* RECORDS PROVIDED
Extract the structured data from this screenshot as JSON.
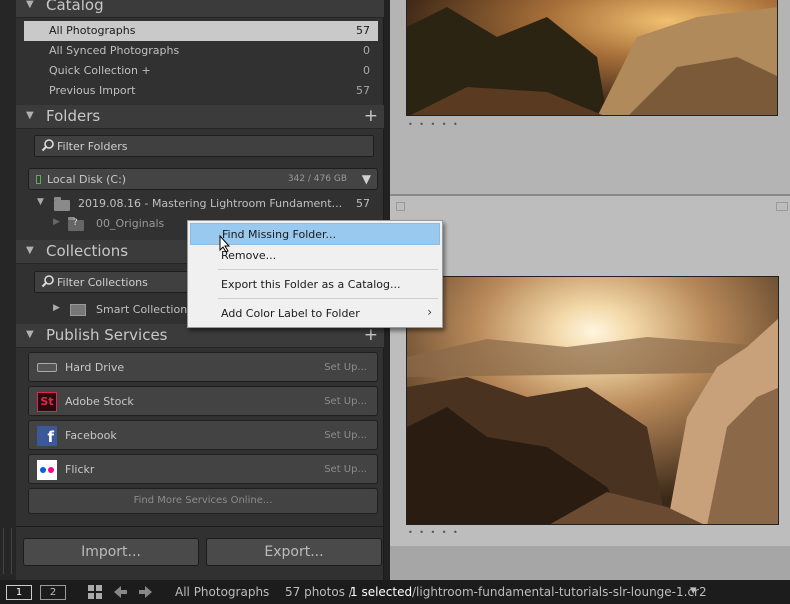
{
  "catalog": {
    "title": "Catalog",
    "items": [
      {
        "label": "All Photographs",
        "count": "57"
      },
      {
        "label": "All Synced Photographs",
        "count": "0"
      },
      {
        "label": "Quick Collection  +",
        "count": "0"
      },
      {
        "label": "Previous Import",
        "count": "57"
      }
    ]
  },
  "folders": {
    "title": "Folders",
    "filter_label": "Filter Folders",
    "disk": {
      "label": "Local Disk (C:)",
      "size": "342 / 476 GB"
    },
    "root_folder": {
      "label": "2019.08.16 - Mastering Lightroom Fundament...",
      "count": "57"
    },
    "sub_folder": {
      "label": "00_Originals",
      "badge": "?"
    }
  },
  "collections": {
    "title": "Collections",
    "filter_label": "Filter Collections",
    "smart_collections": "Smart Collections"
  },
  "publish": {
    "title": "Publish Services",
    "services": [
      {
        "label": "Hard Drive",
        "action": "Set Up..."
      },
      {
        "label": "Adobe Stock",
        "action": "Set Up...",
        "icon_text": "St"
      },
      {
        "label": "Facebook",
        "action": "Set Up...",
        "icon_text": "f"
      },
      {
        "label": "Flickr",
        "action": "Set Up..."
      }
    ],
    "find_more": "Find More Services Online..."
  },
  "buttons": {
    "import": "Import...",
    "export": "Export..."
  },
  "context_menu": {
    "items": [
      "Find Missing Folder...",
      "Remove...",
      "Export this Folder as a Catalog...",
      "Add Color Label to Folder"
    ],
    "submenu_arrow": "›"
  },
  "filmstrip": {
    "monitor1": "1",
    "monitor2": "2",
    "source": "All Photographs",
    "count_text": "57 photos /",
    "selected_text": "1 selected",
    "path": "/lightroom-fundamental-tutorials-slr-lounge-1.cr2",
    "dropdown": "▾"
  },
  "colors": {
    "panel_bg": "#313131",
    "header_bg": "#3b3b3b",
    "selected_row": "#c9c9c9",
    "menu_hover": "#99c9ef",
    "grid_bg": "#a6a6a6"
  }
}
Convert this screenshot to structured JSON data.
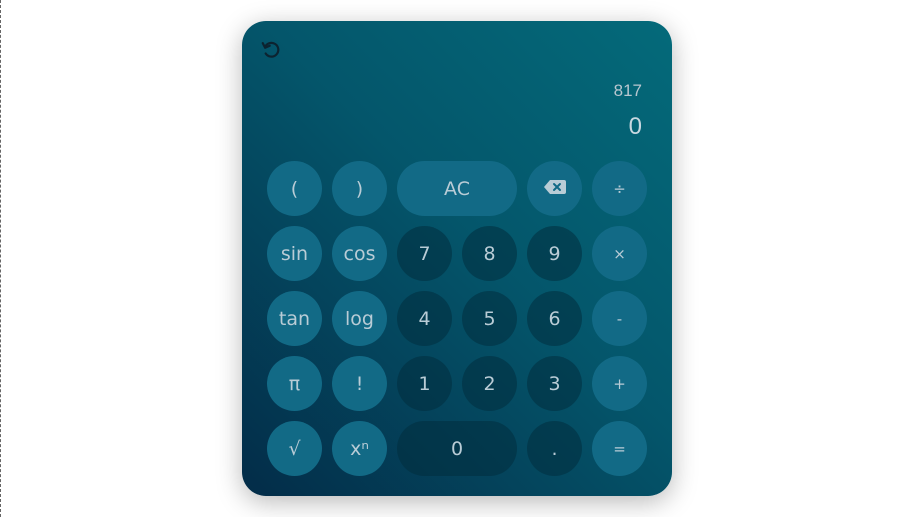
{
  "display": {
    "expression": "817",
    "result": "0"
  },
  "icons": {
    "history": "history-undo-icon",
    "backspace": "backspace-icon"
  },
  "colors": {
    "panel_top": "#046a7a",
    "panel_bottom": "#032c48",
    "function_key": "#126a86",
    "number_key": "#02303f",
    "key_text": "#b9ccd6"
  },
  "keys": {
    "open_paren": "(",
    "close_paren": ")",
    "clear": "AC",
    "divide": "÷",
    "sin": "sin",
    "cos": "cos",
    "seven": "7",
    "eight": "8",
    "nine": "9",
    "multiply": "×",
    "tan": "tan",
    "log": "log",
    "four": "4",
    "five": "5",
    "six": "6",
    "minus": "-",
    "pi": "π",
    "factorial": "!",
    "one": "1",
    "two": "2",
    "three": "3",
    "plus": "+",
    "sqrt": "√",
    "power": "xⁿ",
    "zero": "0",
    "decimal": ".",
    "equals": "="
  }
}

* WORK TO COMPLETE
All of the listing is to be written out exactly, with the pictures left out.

* RESULT BELOW
Extract the structured data from this screenshot as JSON.
{
  "catalog": {
    "title": "Catalog",
    "items": [
      {
        "label": "All Photographs",
        "count": "57"
      },
      {
        "label": "All Synced Photographs",
        "count": "0"
      },
      {
        "label": "Quick Collection  +",
        "count": "0"
      },
      {
        "label": "Previous Import",
        "count": "57"
      }
    ]
  },
  "folders": {
    "title": "Folders",
    "filter_label": "Filter Folders",
    "disk": {
      "label": "Local Disk (C:)",
      "size": "342 / 476 GB"
    },
    "root_folder": {
      "label": "2019.08.16 - Mastering Lightroom Fundament...",
      "count": "57"
    },
    "sub_folder": {
      "label": "00_Originals",
      "badge": "?"
    }
  },
  "collections": {
    "title": "Collections",
    "filter_label": "Filter Collections",
    "smart_collections": "Smart Collections"
  },
  "publish": {
    "title": "Publish Services",
    "services": [
      {
        "label": "Hard Drive",
        "action": "Set Up..."
      },
      {
        "label": "Adobe Stock",
        "action": "Set Up...",
        "icon_text": "St"
      },
      {
        "label": "Facebook",
        "action": "Set Up...",
        "icon_text": "f"
      },
      {
        "label": "Flickr",
        "action": "Set Up..."
      }
    ],
    "find_more": "Find More Services Online..."
  },
  "buttons": {
    "import": "Import...",
    "export": "Export..."
  },
  "context_menu": {
    "items": [
      "Find Missing Folder...",
      "Remove...",
      "Export this Folder as a Catalog...",
      "Add Color Label to Folder"
    ],
    "submenu_arrow": "›"
  },
  "filmstrip": {
    "monitor1": "1",
    "monitor2": "2",
    "source": "All Photographs",
    "count_text": "57 photos /",
    "selected_text": "1 selected",
    "path": "/lightroom-fundamental-tutorials-slr-lounge-1.cr2",
    "dropdown": "▾"
  },
  "colors": {
    "panel_bg": "#313131",
    "header_bg": "#3b3b3b",
    "selected_row": "#c9c9c9",
    "menu_hover": "#99c9ef",
    "grid_bg": "#a6a6a6"
  }
}
Convert this screenshot to structured JSON data.
{
  "display": {
    "expression": "817",
    "result": "0"
  },
  "icons": {
    "history": "history-undo-icon",
    "backspace": "backspace-icon"
  },
  "colors": {
    "panel_top": "#046a7a",
    "panel_bottom": "#032c48",
    "function_key": "#126a86",
    "number_key": "#02303f",
    "key_text": "#b9ccd6"
  },
  "keys": {
    "open_paren": "(",
    "close_paren": ")",
    "clear": "AC",
    "divide": "÷",
    "sin": "sin",
    "cos": "cos",
    "seven": "7",
    "eight": "8",
    "nine": "9",
    "multiply": "×",
    "tan": "tan",
    "log": "log",
    "four": "4",
    "five": "5",
    "six": "6",
    "minus": "-",
    "pi": "π",
    "factorial": "!",
    "one": "1",
    "two": "2",
    "three": "3",
    "plus": "+",
    "sqrt": "√",
    "power": "xⁿ",
    "zero": "0",
    "decimal": ".",
    "equals": "="
  }
}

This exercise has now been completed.